The boy, who met Bennell when he attended a football training session in his role as a Manchester City scout, said he and his fellow footballers had an untold rule not to reveal what the coach was doing.
"It was nearly like an untold rule, like 'shut up, '" the complainant said. "It was panpipe music".
Bennell was also alleged to have put bank notes in his briefs to entice boys.
The player, who can not be named for legal reasons, said Bennell made young stars feel special.
He went on to explain how none of the boys who were allegedly being abused by Bennell would talk to each other about their experiences.
The defendant even described some of the testimony of the first alleged victim as "impossible", saying he "would never do something like that".
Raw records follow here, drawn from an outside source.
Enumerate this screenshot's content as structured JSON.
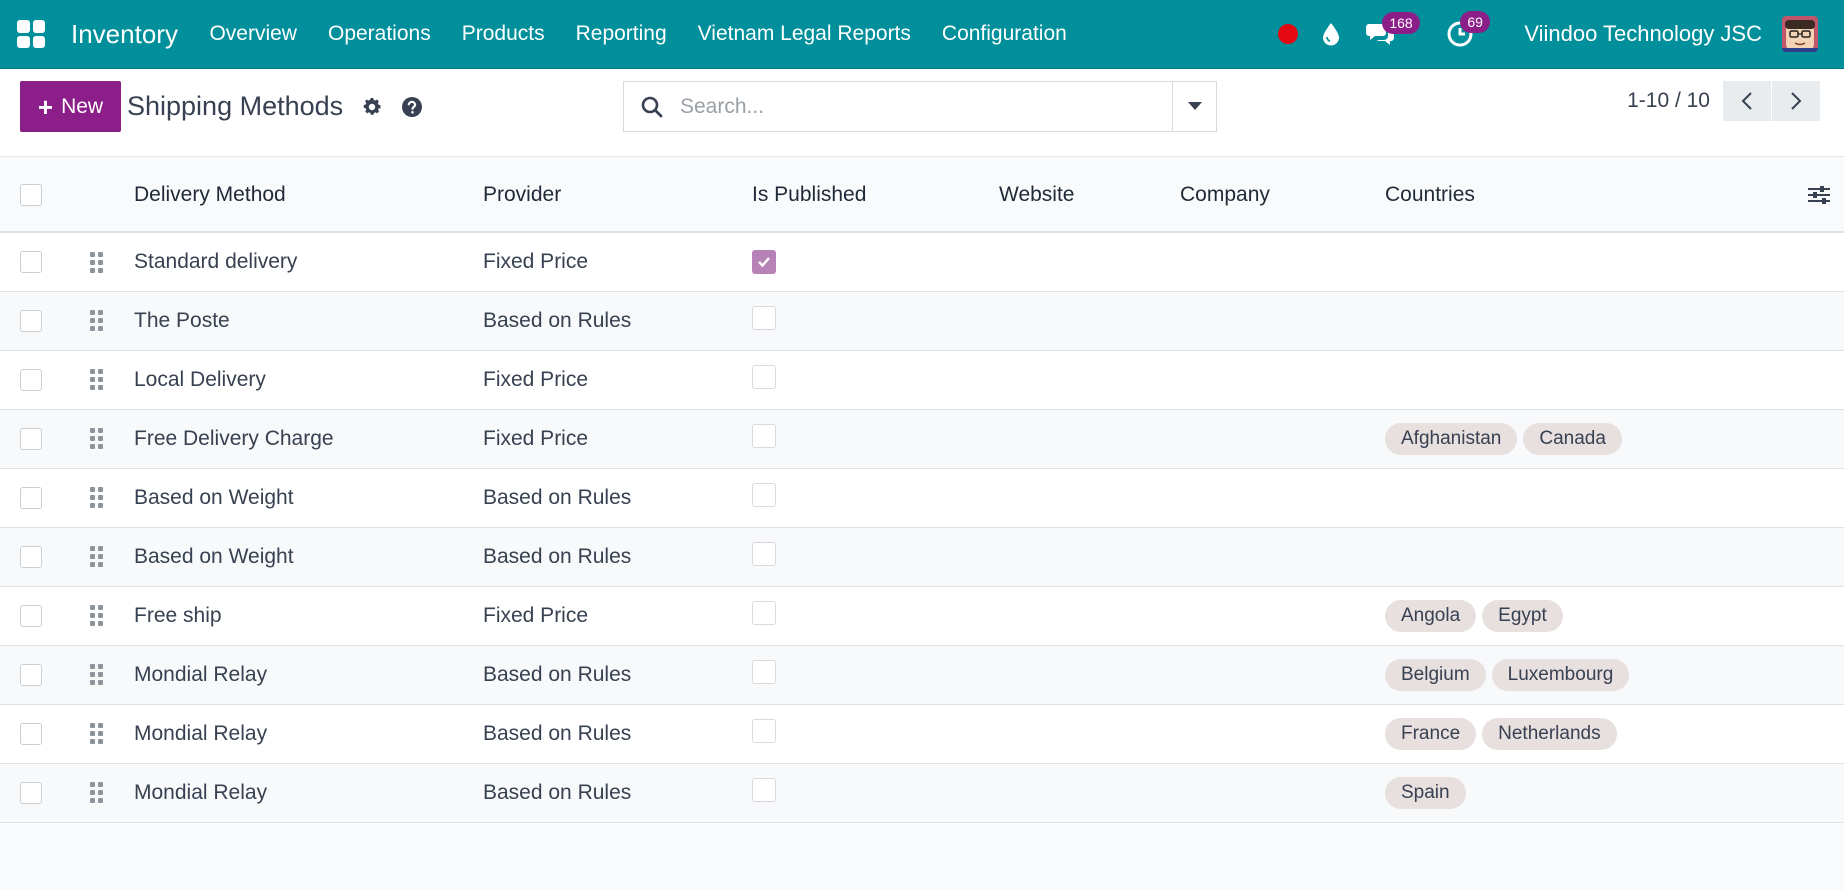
{
  "navbar": {
    "app_title": "Inventory",
    "menu": [
      "Overview",
      "Operations",
      "Products",
      "Reporting",
      "Vietnam Legal Reports",
      "Configuration"
    ],
    "messages_count": "168",
    "activities_count": "69",
    "company": "Viindoo Technology JSC",
    "colors": {
      "bar": "#01909b",
      "badge": "#8c1e8a",
      "record": "#e50914"
    }
  },
  "controlpanel": {
    "new_label": "New",
    "title": "Shipping Methods",
    "search_placeholder": "Search...",
    "pager_value": "1-10 / 10"
  },
  "table": {
    "columns": [
      "Delivery Method",
      "Provider",
      "Is Published",
      "Website",
      "Company",
      "Countries"
    ],
    "rows": [
      {
        "name": "Standard delivery",
        "provider": "Fixed Price",
        "published": true,
        "website": "",
        "company": "",
        "countries": []
      },
      {
        "name": "The Poste",
        "provider": "Based on Rules",
        "published": false,
        "website": "",
        "company": "",
        "countries": []
      },
      {
        "name": "Local Delivery",
        "provider": "Fixed Price",
        "published": false,
        "website": "",
        "company": "",
        "countries": []
      },
      {
        "name": "Free Delivery Charge",
        "provider": "Fixed Price",
        "published": false,
        "website": "",
        "company": "",
        "countries": [
          "Afghanistan",
          "Canada"
        ]
      },
      {
        "name": "Based on Weight",
        "provider": "Based on Rules",
        "published": false,
        "website": "",
        "company": "",
        "countries": []
      },
      {
        "name": "Based on Weight",
        "provider": "Based on Rules",
        "published": false,
        "website": "",
        "company": "",
        "countries": []
      },
      {
        "name": "Free ship",
        "provider": "Fixed Price",
        "published": false,
        "website": "",
        "company": "",
        "countries": [
          "Angola",
          "Egypt"
        ]
      },
      {
        "name": "Mondial Relay",
        "provider": "Based on Rules",
        "published": false,
        "website": "",
        "company": "",
        "countries": [
          "Belgium",
          "Luxembourg"
        ]
      },
      {
        "name": "Mondial Relay",
        "provider": "Based on Rules",
        "published": false,
        "website": "",
        "company": "",
        "countries": [
          "France",
          "Netherlands"
        ]
      },
      {
        "name": "Mondial Relay",
        "provider": "Based on Rules",
        "published": false,
        "website": "",
        "company": "",
        "countries": [
          "Spain"
        ]
      }
    ]
  }
}
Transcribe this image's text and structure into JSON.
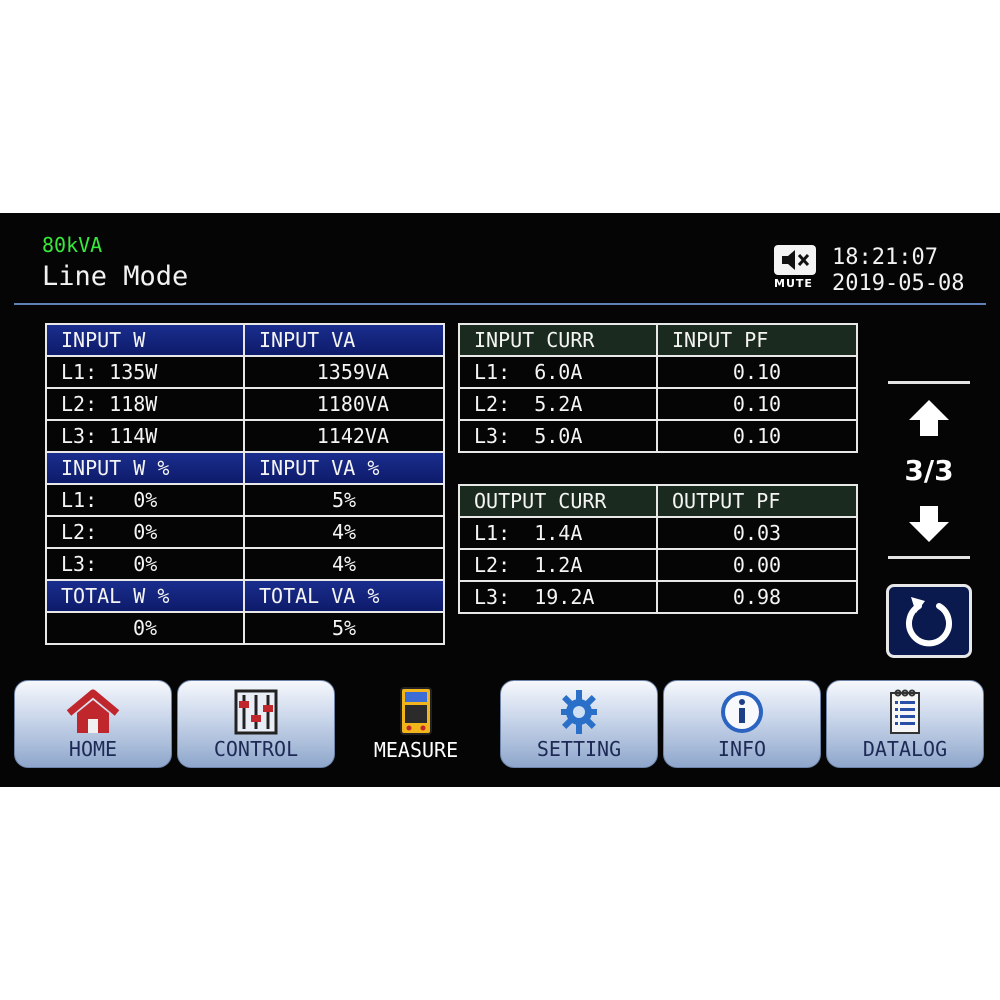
{
  "header": {
    "model": "80kVA",
    "mode": "Line Mode",
    "mute_label": "MUTE",
    "time": "18:21:07",
    "date": "2019-05-08"
  },
  "left_table": {
    "h1": [
      "INPUT W",
      "INPUT VA"
    ],
    "rows1": [
      [
        "L1: 135W",
        "1359VA"
      ],
      [
        "L2: 118W",
        "1180VA"
      ],
      [
        "L3: 114W",
        "1142VA"
      ]
    ],
    "h2": [
      "INPUT W %",
      "INPUT VA %"
    ],
    "rows2": [
      [
        "L1:   0%",
        "5%"
      ],
      [
        "L2:   0%",
        "4%"
      ],
      [
        "L3:   0%",
        "4%"
      ]
    ],
    "h3": [
      "TOTAL W %",
      "TOTAL VA %"
    ],
    "rows3": [
      [
        "0%",
        "5%"
      ]
    ]
  },
  "input_table": {
    "headers": [
      "INPUT CURR",
      "INPUT PF"
    ],
    "rows": [
      [
        "L1:  6.0A",
        "0.10"
      ],
      [
        "L2:  5.2A",
        "0.10"
      ],
      [
        "L3:  5.0A",
        "0.10"
      ]
    ]
  },
  "output_table": {
    "headers": [
      "OUTPUT CURR",
      "OUTPUT PF"
    ],
    "rows": [
      [
        "L1:  1.4A",
        "0.03"
      ],
      [
        "L2:  1.2A",
        "0.00"
      ],
      [
        "L3:  19.2A",
        "0.98"
      ]
    ]
  },
  "pager": {
    "text": "3/3"
  },
  "nav": {
    "home": "HOME",
    "control": "CONTROL",
    "measure": "MEASURE",
    "setting": "SETTING",
    "info": "INFO",
    "datalog": "DATALOG"
  },
  "colors": {
    "model_green": "#39e83c",
    "header_blue": "#1a2d8e",
    "header_dark": "#1b2a1e"
  }
}
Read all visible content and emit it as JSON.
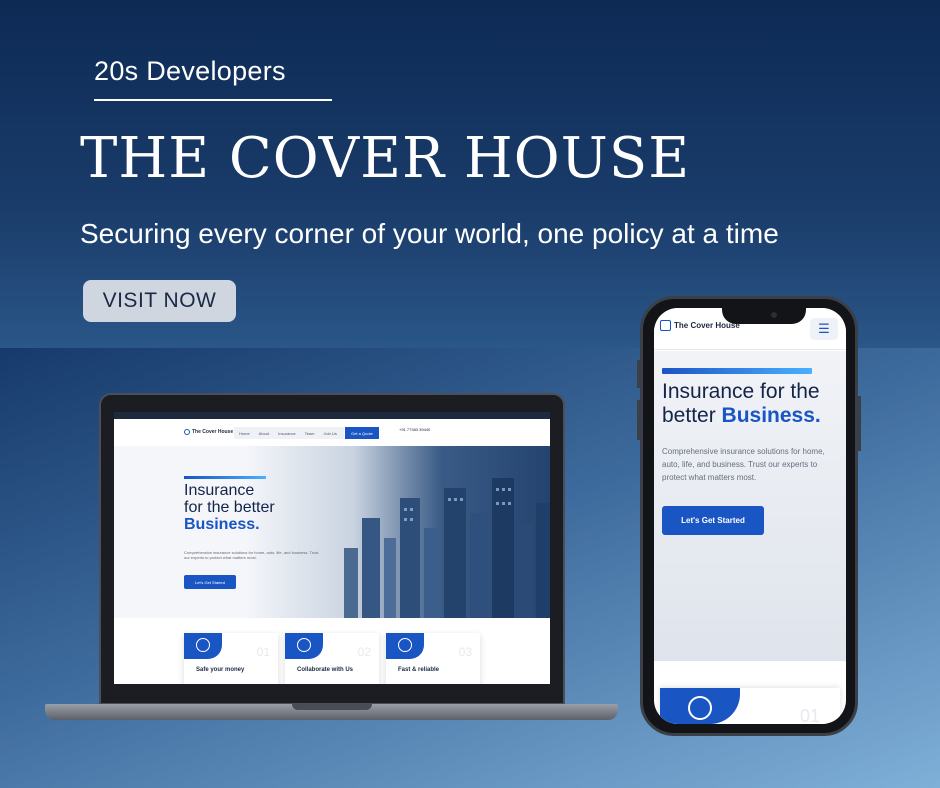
{
  "brand": {
    "subtitle": "20s Developers"
  },
  "hero": {
    "title": "THE COVER HOUSE",
    "tagline": "Securing every corner of your world, one policy at a time",
    "cta_label": "VISIT NOW"
  },
  "laptop_site": {
    "logo_text": "The Cover House",
    "menu": [
      "Home",
      "About",
      "Insurance",
      "Team",
      "Join Us"
    ],
    "quote_button": "Get a Quote",
    "phone_text": "+91 77383 39440",
    "headline_line1": "Insurance",
    "headline_line2": "for the better",
    "headline_highlight": "Business.",
    "description": "Comprehensive insurance solutions for home, auto, life, and business. Trust our experts to protect what matters most.",
    "cta": "Let's Get Started",
    "cards": [
      {
        "title": "Safe your money",
        "number": "01"
      },
      {
        "title": "Collaborate with Us",
        "number": "02"
      },
      {
        "title": "Fast & reliable",
        "number": "03"
      }
    ]
  },
  "phone_site": {
    "logo_text": "The Cover House",
    "menu_icon": "hamburger-icon",
    "headline_line1": "Insurance for the",
    "headline_line2": "better",
    "headline_highlight": "Business.",
    "description": "Comprehensive insurance solutions for home, auto, life, and business. Trust our experts to protect what matters most.",
    "cta": "Let's Get Started",
    "card_number": "01"
  },
  "colors": {
    "accent": "#1a55c4",
    "background_top": "#0d2a55",
    "background_bottom": "#7fb0d8"
  }
}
Bennell, who turned 64 on Wednesday, denies 48 child sex offenses against 11 complainants between 1979 and 1990.
Read our live blog of today's proceedings below.
"We didn't want to spoil our chances: "I want to make it, I want to be a footballer, I want to play for City", he told the court.
A transcript of a police interview with Mr Bennell in February past year was read to the court, which included a denial that he had abused Mr Unsworth.
Bennell entered the pleas when he appeared via videolink.
Complainants also alleged being abused in his vehicle on the way to and from training and on football tours.
He said: "I always said to myself one day I will do this but I didn't want to upset my parents".
He said Mr Bennell's interest in him eventually "fizzled out", adding: "As soon as you started turning up with pubic hair you were past your sell-by date and you were gone".
He added: "At the time I was probably sick of getting abused as well, I'd probably had enough. It was only for that I was going to do it".
Unsworth chose to come forward after seeing the former Crewe Alexandra player Andy Woodward on television in the week after he had told the Guardian about being abused by Bennell.
Cross-examined by Eleanor Laws QC, defending, Mr Unsworth denied discussing possible financial compensation with a solicitor or other alleged victims.
"That was his scene, he would try and scare the lads", he told the court.
His home, where he would invite boys to stay over, was described by one complainant as a "paradise" for young boys with a pool table, fruit machine, big TVs and unusual pets, which the court heard included a wild cat and a monkey.
Bennell has admitted seven offences of indecent assault and the court has heard he has previously been convicted in England and America for child sex abuse.
The trial, which is in its first week, is expected to last two months.